Senator Miriam Defensor Santiago has filed a bill that would repeal the contentious provisions of the Anti-Cybercrime Law, which was rejected by various sectors because of its failure to uphold due process and freedom of expression.
Without losing the objective of running after criminals using the Internet, Santiago said the country needs a more effective cyberlaw since information and communications technology (ICT) is a driver of economic growth.
Senator Miriam Defensor Santiago is seeking the passage into law of an “anti-cybercrime law version 2.0” to replace the controversial Republic Act No. 10175.
Santiago says the country needs a more effective cyberlaw because information and communications technology (ICT) and the Internet are drivers of economic growth. According to a 2012 report by the Department of Science and Technology (DOST), the business process outsourcing (BPO) industry, the information technology outsourcing (ITO) industry, and other outsourcing industries, also known as knowledge worker industries, which are strongly dependent on fast and reliable ICT and Internet networks, have contributed USD 11B in export … Continue reading »
Crowdsourcing: The Story of the Drafting of the Magna Carta for Philippine Internet Freedom
On October 29, 2012, the MCPIF team had a fruitful discussion with the staff of Senator Santiago. The senator’s staff picked up from where the MCPIF team (by then calling themselves Democracy.Net.PH or PHNetDems) left off in the draft; the PHNetDems waited anxiously for a few days for any word, and were pleasantly surprised and not a little awed by the completion and polishing done by the senator’s staff. Final discussions were done via email exchanges, and the next few days were spent … Continue reading »

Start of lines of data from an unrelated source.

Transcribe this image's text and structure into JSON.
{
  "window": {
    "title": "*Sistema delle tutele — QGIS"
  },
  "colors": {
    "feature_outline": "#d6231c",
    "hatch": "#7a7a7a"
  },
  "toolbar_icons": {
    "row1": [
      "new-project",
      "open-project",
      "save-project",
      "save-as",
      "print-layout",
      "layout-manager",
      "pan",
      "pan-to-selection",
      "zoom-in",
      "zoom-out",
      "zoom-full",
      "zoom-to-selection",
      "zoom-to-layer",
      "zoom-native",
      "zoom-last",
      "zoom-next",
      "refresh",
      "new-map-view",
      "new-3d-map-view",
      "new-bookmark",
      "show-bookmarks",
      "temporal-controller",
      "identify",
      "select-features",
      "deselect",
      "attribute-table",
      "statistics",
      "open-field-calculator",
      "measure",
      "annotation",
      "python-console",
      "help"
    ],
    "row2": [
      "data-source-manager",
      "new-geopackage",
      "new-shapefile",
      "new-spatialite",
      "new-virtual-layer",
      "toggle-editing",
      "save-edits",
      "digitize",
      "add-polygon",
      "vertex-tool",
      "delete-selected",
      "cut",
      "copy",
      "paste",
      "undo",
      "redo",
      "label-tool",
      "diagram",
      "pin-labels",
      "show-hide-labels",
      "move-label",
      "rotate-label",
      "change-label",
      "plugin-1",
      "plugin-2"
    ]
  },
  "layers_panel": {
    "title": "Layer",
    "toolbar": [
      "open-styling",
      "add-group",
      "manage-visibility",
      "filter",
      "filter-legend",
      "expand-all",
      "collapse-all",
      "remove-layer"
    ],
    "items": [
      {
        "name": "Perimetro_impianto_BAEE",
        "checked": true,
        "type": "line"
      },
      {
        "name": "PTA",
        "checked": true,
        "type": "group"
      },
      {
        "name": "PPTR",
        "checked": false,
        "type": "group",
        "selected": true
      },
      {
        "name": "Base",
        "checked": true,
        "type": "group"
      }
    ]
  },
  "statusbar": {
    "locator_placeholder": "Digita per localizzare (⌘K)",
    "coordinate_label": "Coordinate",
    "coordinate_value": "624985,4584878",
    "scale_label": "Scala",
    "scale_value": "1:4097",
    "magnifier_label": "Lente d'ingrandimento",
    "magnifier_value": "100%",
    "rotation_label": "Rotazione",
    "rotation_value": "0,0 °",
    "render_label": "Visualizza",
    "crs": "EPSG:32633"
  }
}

Rebecca MacKinnon on Internet Freedom
In this TED talk, Rebecca MacKinnon calls for a broader and more sustained internet freedom movement. She warns that the apparent borderless character of the Internet is illusory. Borders do persist in cyberspace. In some countries, this is a result of language and culture, in others such as China, this is a result of constraints put up by governments. MacKinnon also notes that, “even in democratic societies today, we do not have the answers for how you balance security and law enforcement on one hand and protection of civil liberties and free speech … Continue reading »
Magna Carta For Internet Freedom Takes Shape
Credit: Public Domain
Senate Bill 3327, titled “The Magna Carta for Philippine Internet Freedom,” contains an extensive list of provisions detailing the rights of internet users in the country, as well as penalties for violating the charter.
It also contains chapters discussing cybercrime, cyber defence and national cyber security.
Worthy of note was the inclusion of the highly-anticipated implementing rules and regulations that clarifies how the internet will be policed – a key part … Continue reading »